For Ghalamdar, 21, he has envisioned his place within Iran’s street art world as an ambassador of “calligraffiti,” an artistic style that combines traditional Arabic calligraphy with modern graffiti. After becoming involved in street art as a kid, he spent several years perfecting his risky craft. His tag is Ghalamdar, which translates to “the writer” in Farsi, he keeps his actual identity in a tight circle.
“I just wanted to add color to my gray hometown, Tehran, and break the habit of watching the same walls I passed by everyday,” he says. “I’ve always been inspired by the Arabic traditional calligraphy and Iranian miniature painting, therefore I found the Saqqakhaneh [Iranian art] movement very inspiring.
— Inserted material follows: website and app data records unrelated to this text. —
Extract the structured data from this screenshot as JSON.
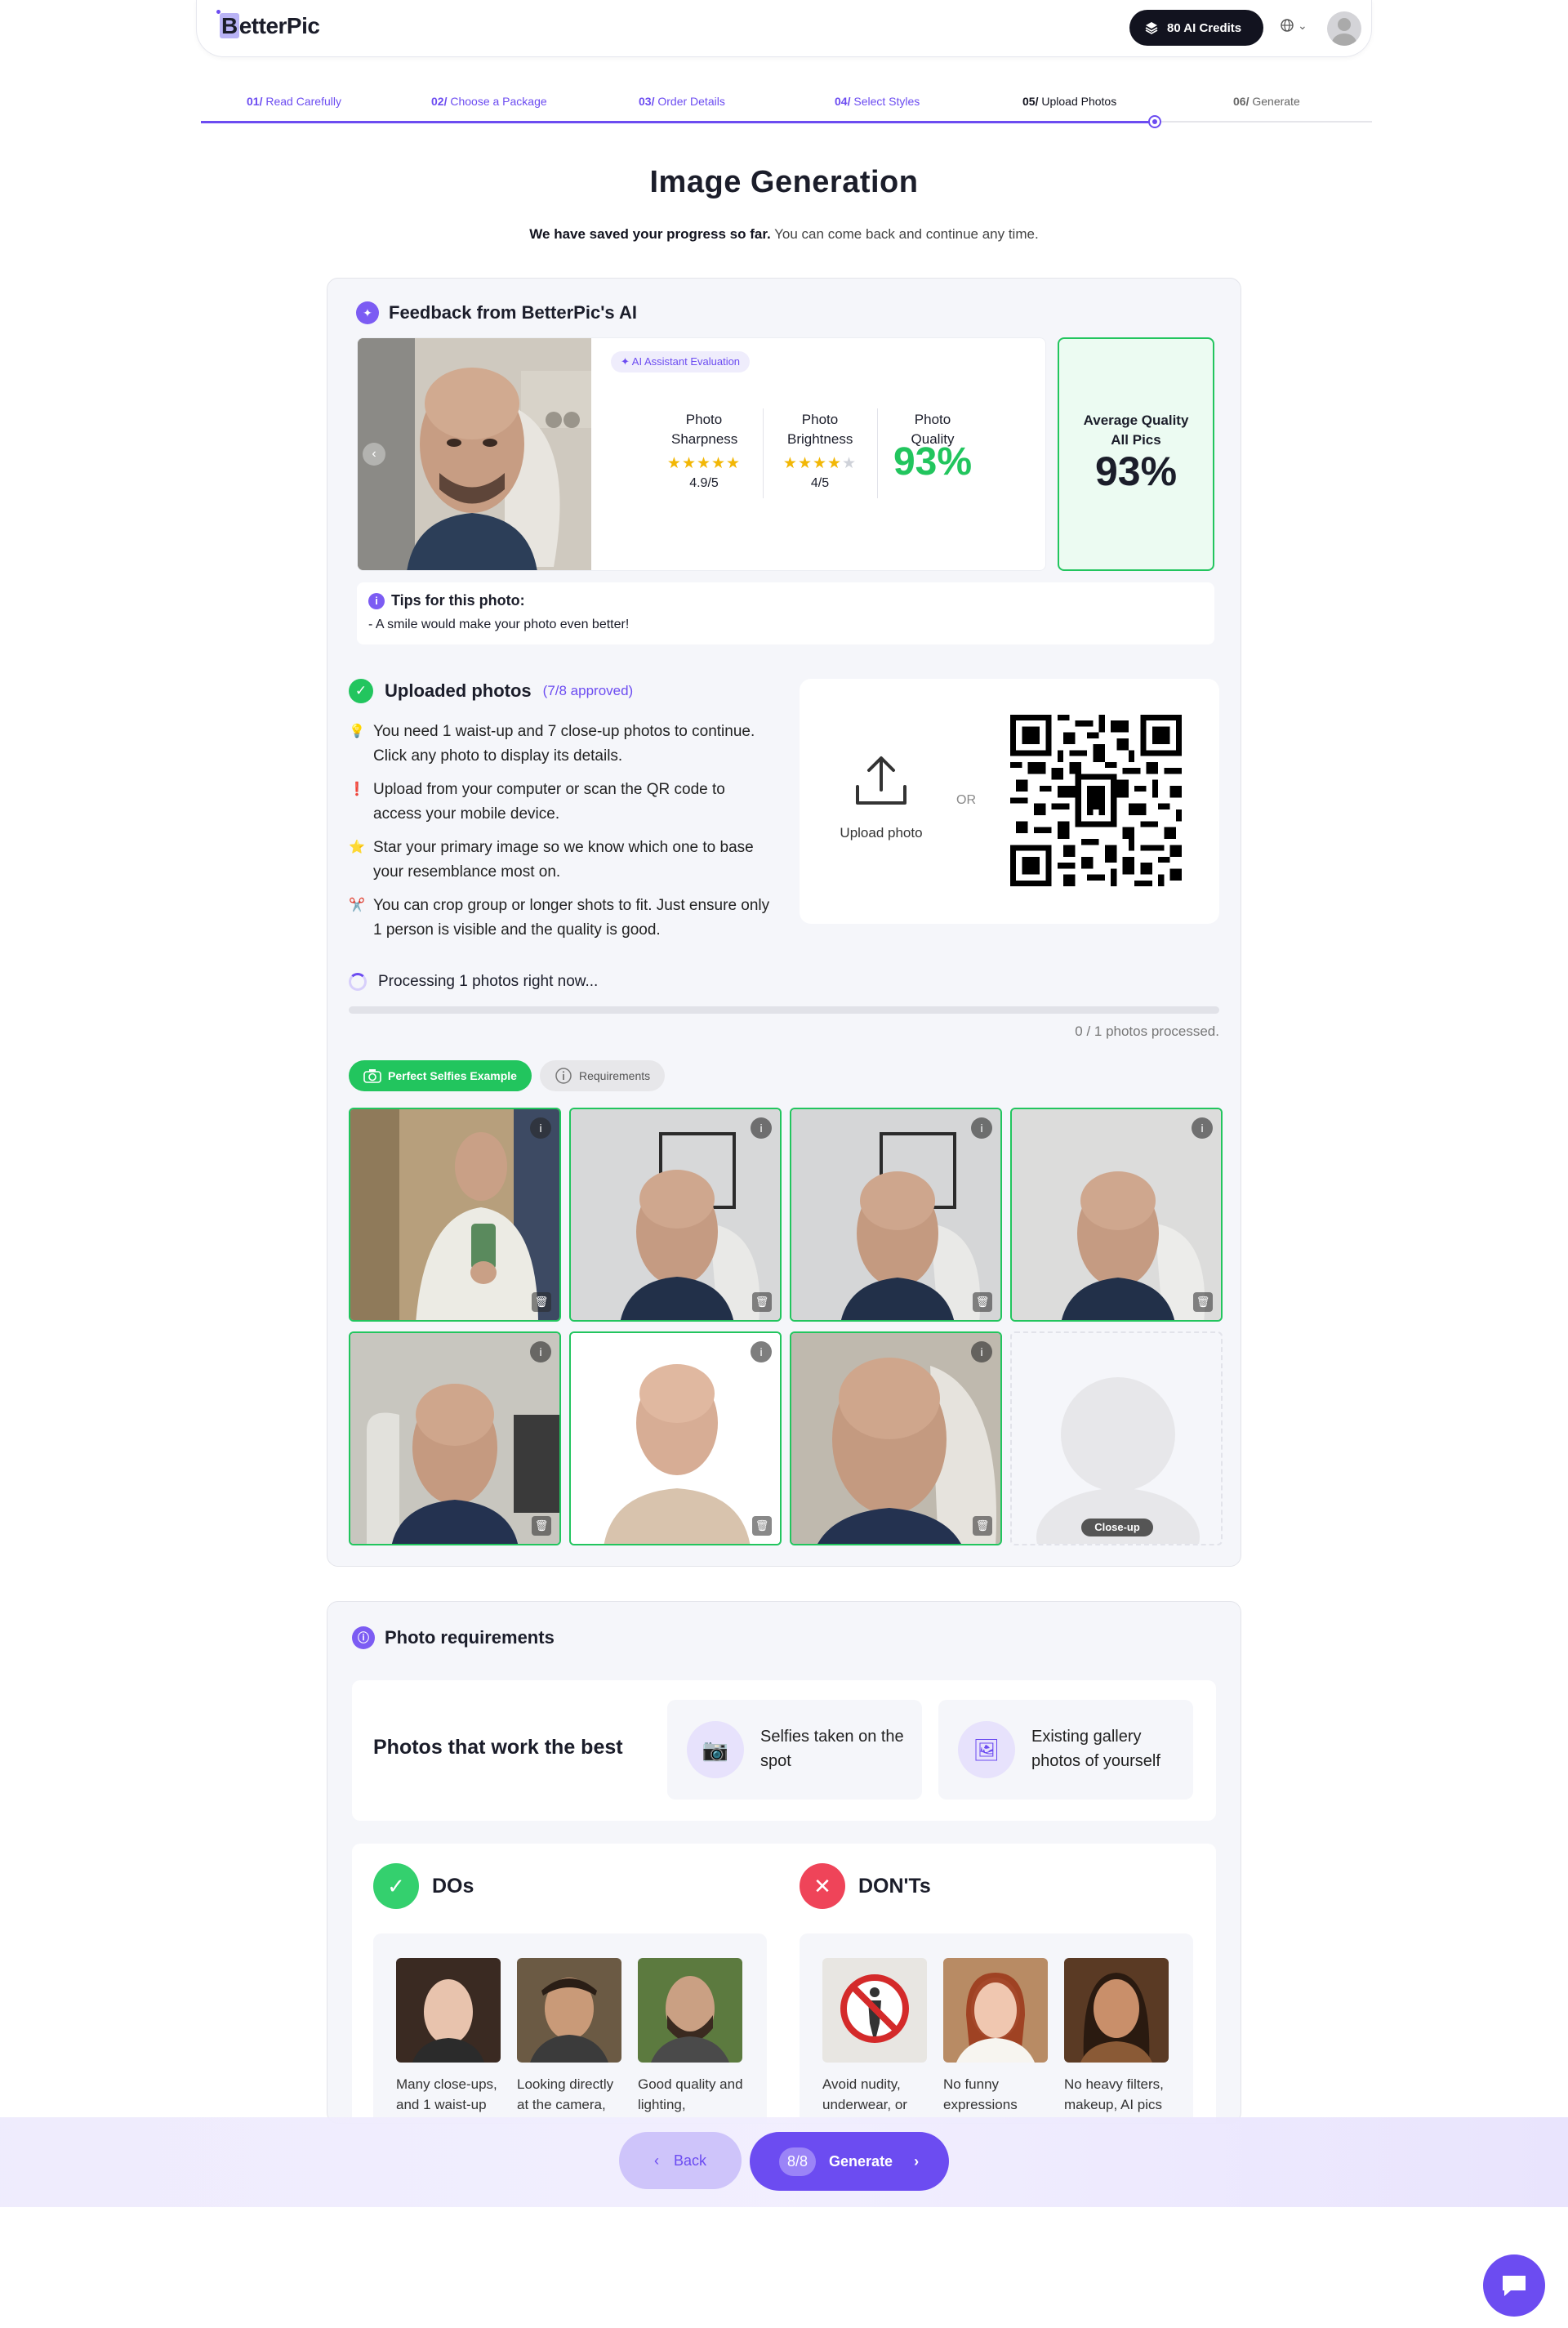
{
  "header": {
    "logo": "BetterPic",
    "credits": "80 AI Credits"
  },
  "steps": [
    {
      "num": "01/",
      "label": "Read Carefully"
    },
    {
      "num": "02/",
      "label": "Choose a Package"
    },
    {
      "num": "03/",
      "label": "Order Details"
    },
    {
      "num": "04/",
      "label": "Select Styles"
    },
    {
      "num": "05/",
      "label": "Upload Photos"
    },
    {
      "num": "06/",
      "label": "Generate"
    }
  ],
  "page": {
    "title": "Image Generation",
    "subtitle_bold": "We have saved your progress so far.",
    "subtitle_rest": " You can come back and continue any time."
  },
  "feedback": {
    "heading": "Feedback from BetterPic's AI",
    "tag": "AI Assistant Evaluation",
    "sharpness_label": "Photo Sharpness",
    "sharpness_value": "4.9/5",
    "brightness_label": "Photo Brightness",
    "brightness_value": "4/5",
    "quality_label": "Photo Quality",
    "quality_value": "93%",
    "avg_label_1": "Average Quality",
    "avg_label_2": "All Pics",
    "avg_value": "93%",
    "tips_heading": "Tips for this photo:",
    "tips_text": "- A smile would make your photo even better!"
  },
  "uploaded": {
    "heading": "Uploaded photos",
    "approved": "(7/8 approved)",
    "bullets": [
      "You need 1 waist-up and 7 close-up photos to continue. Click any photo to display its details.",
      "Upload from your computer or scan the QR code to access your mobile device.",
      "Star your primary image so we know which one to base your resemblance most on.",
      "You can crop group or longer shots to fit. Just ensure only 1 person is visible and the quality is good."
    ],
    "upload_label": "Upload photo",
    "or": "OR",
    "processing": "Processing 1 photos right now...",
    "processed": "0 / 1 photos processed.",
    "tab_examples": "Perfect Selfies Example",
    "tab_requirements": "Requirements",
    "placeholder_label": "Close-up"
  },
  "requirements": {
    "heading": "Photo requirements",
    "works_best": "Photos that work the best",
    "card1": "Selfies taken on the spot",
    "card2": "Existing gallery photos of yourself",
    "dos": "DOs",
    "donts": "DON'Ts",
    "do_caps": [
      "Many close-ups, and 1 waist-up",
      "Looking directly at the camera,",
      "Good quality and lighting,"
    ],
    "dont_caps": [
      "Avoid nudity, underwear, or",
      "No funny expressions",
      "No heavy filters, makeup, AI pics"
    ]
  },
  "footer": {
    "back": "Back",
    "count": "8/8",
    "generate": "Generate"
  }
}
I find my roots in the vandalisms of the Iranian Revolution of 1979 and the Saqqakhaneh.”
Soon enough, he began using his work for political expression, seeking inspiration from his predecessors of the revolution.
“When the regime is against thinking and creativity and is trying to transform the society, art and culture becomes a form of resistance. Iranians are the nation who made a revolution happen with graffiti.”
At the age of 15, Ghalamdar and a friend were arrested for attempting to spray stencils of figures that were involved in the Green Movement of 2009, he vividly recalls.
“Suddenly they came out of nowhere and forced us to get into their car,” says Ghalamdar, who was then blindfolded. “They took us to an unknown location for interrogating and asked us nonsense like, ‘Are you in touch with Israel? Where are you trained?’ It was a long interrogation. They released us, as we were so young, but it was too heavy for a 15 year old boy.”
While Ghalamdar did not let the regime stifle his artistic abilities, he did make the decision to leave Tehran, having arrived in the UK last month to continue his artistic commentary.
“It’s so interesting to see how these artists were taking risks to focus on social, cultural and political issues,” says Shaghayegh Cyrous who curated the recent Iranian Urban Art exhibition at Graffik Gallery in London, which Ghalamdar was part of. “Ordinary people in Iran do not have time to think about them. They take the risk to paint over the city to remind people about these kinds of issues.”
Still undertaking the risk in Iran are street artists like Ill and Mad. Although they understand the risk and censored environment they work in, it’s because of those limitations they feel fuel their work.
“Once you get caught it feels horrible because you don’t have any idea of what you will be facing,” says Ill, who has been arrested three times, but has been lucky enough to get out of each situation, he added.
“They don’t know what they will charge you with, irrelevant crimes such as satanism, vandalism, national security etc … It’s mostly political, the reason being is that writing on the wall reminds them of the Islamic Revolution because writing slogans on the walls was something people used to bring down the Shah,” Ill says.
Although limited in global mobility compared to renowned street artists, the two are able to spread their work and messages around the world by sending their stencil designs to friends throughout the US and France. Through their friends Icy and Sot, formerly of Tabriz, Iran who relocated to the US, Ill and Mad’s work have been popping up around NYC and Brooklyn.
Continuing the commentary in London will be work from Ghalamdar.
“Graffiti itself is in exile,” says Ghalamdar. “I left because I couldn’t work in Iran anymore … People told me that I lost everything I had. The only thing I had to tell was that I came here with a bag full of culture. That’s the only thing I have and I need to save it.”
Iranian murals photographed by Fotini Christia, courtesy of Harvard Library
Calligraffiti photos courtesy of Ghalamdar